Saturday, 17 September 2011

How Would You Like Your Eggs?

Living in Winnipeg gives me the chance to connect with farmers who sell eggs from chickens that are organically fed, and free to roam. For all of us egg-eaters however, we’ve surely been in the position where we’ve had to choose between natural, vegetarian-fed, omega-3, free-range, free-run, or certified organic eggs, at the supermarket.  It’s just plain confusing if you ask me. In this blog, I hope to clarify what you get when you shop for eggs.

Thanks to the Vancouver’s Human Society, the “Chicken Out!” program has made egg shopping a little easier. Here is what this, and other sources have to say about egg-labels.

Free-run: Hens are free to run inside a barn, but lack outdoor access. However, this label is unregulated.

Free-range: This label suggests hens have “access” to the outdoors. But, this does not tell us how often or for what amount of time.  As Kelly Myers, an Oregon chef says, on an industrial scale this label is likely to mask the scenario of thousands of chickens found in a large shed with a small door (through which the chickens may or may not venture).

Cage-free: Hens are not confined in cages. This generally means thousands of hens are roaming around a barn floor.

Because Free-run, Free-range, and Cage-free labels are not certified, and thus unregulated, Chicken Out recommends visiting farms or checking references to be sure their practices live up to these standards.

Certified Organic: Of the labels, this is one of the best and it ensures the most space for hens. Hens can roam outdoors, they are provided with perches, nest boxes, and dust-bathing areas. Certification means farmers are inspected for animal welfare.

SPCA Certified or Certified Humane: These labels are sponsored by humane societies. Hens are free-range or free-run. Like Certified Organic, hens have perches, nest boxes, and dust-bathing areas. Farmers are audited for animal welfare.

Farm Fresh, Natural, Vegetarian-fed: These labels sound good, but they are unregulated and do not consider animal welfare. This means eggs come from hens raised in battery cages. Vegetarian-fed means no-animal by-products are used in the feed.

Omega-3: Omega-3 means a hen’s diet is supplemented with fish or flax omega-3 oils. One study looked for differences between oil content in certified-organic eggs versus omega-3 eggs, and found differences were negligible.  

Summary: Certified Organic and SPCA Certified/Certified Human, are the only regulated eggs which guarantee the best animal welfare as far as labeled eggs go. If you want to support Free-range or Free-run eggs, make sure to check their source because these are unregulated labels. Natural, Vegetarian-fed, and Omega-3 eggs, among others, do not account for animal welfare and are from battery-caged hens. For more specific information about farming practices and animal welfare standards click here

If you want to be safe, contact the egg farmers. This can even be done in urban areas where chicken farming is becoming more popular. Remember, bigger is not always better. My experience both in North America, and in Costa Rica, with very free-roaming chickens has opened my eyes to what happy, healthy chickens' eggs look like.
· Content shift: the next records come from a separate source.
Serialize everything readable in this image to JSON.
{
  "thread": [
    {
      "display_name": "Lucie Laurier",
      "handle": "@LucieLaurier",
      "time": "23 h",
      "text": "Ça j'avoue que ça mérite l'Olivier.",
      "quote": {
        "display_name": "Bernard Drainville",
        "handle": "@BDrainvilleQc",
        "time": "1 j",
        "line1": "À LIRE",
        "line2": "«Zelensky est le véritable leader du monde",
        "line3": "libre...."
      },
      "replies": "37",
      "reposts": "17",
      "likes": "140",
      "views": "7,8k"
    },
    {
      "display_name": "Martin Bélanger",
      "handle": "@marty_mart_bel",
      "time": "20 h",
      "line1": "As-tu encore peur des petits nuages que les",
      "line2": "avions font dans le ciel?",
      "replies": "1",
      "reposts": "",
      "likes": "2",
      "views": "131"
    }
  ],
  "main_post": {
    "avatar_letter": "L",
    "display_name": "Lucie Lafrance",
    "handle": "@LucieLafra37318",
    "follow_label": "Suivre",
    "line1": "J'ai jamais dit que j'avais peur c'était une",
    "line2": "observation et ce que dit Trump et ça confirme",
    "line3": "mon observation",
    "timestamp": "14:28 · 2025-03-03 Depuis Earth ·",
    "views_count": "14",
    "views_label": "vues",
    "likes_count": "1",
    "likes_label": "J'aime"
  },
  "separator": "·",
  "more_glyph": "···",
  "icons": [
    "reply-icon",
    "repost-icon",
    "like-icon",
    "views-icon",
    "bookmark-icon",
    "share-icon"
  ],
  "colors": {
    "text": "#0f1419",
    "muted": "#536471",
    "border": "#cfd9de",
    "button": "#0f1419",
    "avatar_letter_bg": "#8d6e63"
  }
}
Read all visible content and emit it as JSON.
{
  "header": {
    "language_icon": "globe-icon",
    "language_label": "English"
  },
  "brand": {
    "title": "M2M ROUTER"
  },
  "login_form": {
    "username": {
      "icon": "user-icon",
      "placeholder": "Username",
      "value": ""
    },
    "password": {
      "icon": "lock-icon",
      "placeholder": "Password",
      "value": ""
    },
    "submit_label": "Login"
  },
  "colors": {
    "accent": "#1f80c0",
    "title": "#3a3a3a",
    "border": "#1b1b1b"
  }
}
Although egg size may vary with chicken breed, I bet you can guess which eggs in the picture below are from factory-farmed hens, and which are from the free-running, healthy eating kind.

One way to get around deciphering labels is to raise your own chickens! For the rest of us with chicken-free homes, here is a helpful guide to help with your informed egg-eating choices.

Other Sources:

A friend of mine has recommended the booked “Eating Animals” by Johnathan Safran Foer, for a more in depth discussion on this topic. 


  1. Buying organic and from small-scale farmers isn't just better for you and the chicken, but in doing so you are saying you do not support the environmental pollution produced from factory farms (for example:

    That's how I want my eggs! Great blog.

  2. Thanks David for bringing up another important point. Great link!